LEONARD: (Concedes) There’s no one else who can look after this place. It’s such a miserable, squalid building, I don’t think anyone would dream of using it.
ANGELA: It ain’t the house of God that’s miserable; it’s you. No house of tha’ Lord is evah’ horrid, except for the people who can’t find it in their hearts to love him and themselves.
LEONARD: So what do you think I should do?
ANGELA: Well, what do you think you should do? I can see it in yo’ eyes, white boy; this ain’t the place for you. Why run a house of God if you doan’ have it in yo’ heart to give it the proper care? Give it to someone else who can make use of the Lord’s house without feelin’ dishonest about themselves.
LEONARD: (Pauses) You’re right. I don’t need this profession. I never wanted to be this man; this isn’t who I am. (He holds out his hand to shake) I want to apologize to you, miss. I’ve been very awful toward you, and you didn't deserve that.
ANGELA: (Declines) You helped yourself. We didn’t have anythin’ to do with that.
LEONARD: Regardless, I know what I need to do. (Smiles joyously) I think I’ll sell this old church. It should have enough money on it to help me see my dream through.
ANGELA: Glad to hear it. Now you go find tha’ Lord, an’ stick to yo’ own damn self. (Looks at Gabriel and smiles, her hands on her hips) Alright, let’s get you home. You’ve got school real soon, an’ you ain’t skimpin’ out, you understand?

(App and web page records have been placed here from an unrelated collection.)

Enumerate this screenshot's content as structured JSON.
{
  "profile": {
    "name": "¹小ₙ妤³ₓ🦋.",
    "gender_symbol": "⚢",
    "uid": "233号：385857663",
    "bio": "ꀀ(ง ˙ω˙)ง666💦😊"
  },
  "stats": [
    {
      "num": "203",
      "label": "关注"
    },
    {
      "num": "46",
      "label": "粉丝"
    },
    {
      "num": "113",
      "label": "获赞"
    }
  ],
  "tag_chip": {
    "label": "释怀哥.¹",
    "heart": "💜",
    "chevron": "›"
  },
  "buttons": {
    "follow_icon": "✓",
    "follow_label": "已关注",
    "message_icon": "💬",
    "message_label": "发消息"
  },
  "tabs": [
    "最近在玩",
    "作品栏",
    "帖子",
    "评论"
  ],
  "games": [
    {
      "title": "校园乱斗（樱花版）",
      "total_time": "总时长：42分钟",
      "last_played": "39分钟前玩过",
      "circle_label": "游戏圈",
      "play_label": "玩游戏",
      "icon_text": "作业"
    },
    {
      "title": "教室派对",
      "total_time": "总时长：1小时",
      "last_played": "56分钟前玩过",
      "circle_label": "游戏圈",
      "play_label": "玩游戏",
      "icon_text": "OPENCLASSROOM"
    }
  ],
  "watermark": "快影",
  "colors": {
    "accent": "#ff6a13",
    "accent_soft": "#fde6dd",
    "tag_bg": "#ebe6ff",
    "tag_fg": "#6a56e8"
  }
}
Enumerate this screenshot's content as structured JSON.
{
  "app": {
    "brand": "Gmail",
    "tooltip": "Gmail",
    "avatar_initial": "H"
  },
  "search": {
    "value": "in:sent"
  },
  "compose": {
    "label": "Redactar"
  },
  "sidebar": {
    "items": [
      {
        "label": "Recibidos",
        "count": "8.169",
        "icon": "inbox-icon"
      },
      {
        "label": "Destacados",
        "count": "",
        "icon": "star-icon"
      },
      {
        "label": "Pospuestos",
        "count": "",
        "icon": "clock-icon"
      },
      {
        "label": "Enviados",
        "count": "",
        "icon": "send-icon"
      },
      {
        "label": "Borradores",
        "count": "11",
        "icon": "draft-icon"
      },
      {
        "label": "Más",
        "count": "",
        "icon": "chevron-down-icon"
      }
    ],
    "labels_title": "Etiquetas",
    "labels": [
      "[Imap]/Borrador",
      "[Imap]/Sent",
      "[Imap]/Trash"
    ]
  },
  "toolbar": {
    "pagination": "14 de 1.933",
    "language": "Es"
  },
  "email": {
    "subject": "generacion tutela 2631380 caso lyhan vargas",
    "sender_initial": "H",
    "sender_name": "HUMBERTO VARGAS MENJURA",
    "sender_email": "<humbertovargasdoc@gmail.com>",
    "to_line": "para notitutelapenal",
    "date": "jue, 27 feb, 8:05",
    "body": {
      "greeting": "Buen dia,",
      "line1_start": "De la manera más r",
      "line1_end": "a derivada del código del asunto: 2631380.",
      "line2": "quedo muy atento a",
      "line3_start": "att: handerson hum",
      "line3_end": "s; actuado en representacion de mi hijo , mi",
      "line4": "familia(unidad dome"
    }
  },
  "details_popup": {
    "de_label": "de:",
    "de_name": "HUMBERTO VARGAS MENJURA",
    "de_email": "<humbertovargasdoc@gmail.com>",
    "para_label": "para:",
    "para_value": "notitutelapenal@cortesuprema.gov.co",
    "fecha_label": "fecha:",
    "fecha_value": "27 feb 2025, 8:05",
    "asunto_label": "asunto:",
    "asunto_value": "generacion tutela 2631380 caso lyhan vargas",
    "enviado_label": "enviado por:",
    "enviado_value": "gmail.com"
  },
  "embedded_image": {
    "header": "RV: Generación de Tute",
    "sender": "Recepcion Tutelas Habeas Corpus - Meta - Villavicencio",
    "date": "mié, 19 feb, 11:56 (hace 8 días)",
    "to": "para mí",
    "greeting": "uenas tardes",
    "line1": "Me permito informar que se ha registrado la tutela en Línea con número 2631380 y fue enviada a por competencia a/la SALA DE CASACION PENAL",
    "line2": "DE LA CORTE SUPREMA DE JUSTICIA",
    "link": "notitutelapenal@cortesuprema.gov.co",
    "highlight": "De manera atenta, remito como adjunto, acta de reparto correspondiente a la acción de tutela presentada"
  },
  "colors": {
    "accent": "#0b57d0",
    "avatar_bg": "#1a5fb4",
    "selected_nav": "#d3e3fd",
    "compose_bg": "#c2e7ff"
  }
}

GABRIEL: Yeah, mom. (Smiles at Leonard) Goodbye, mistah’ Leonard. Hope ya find God in Hollywood!
LEONARD: Thank you, Gabriel.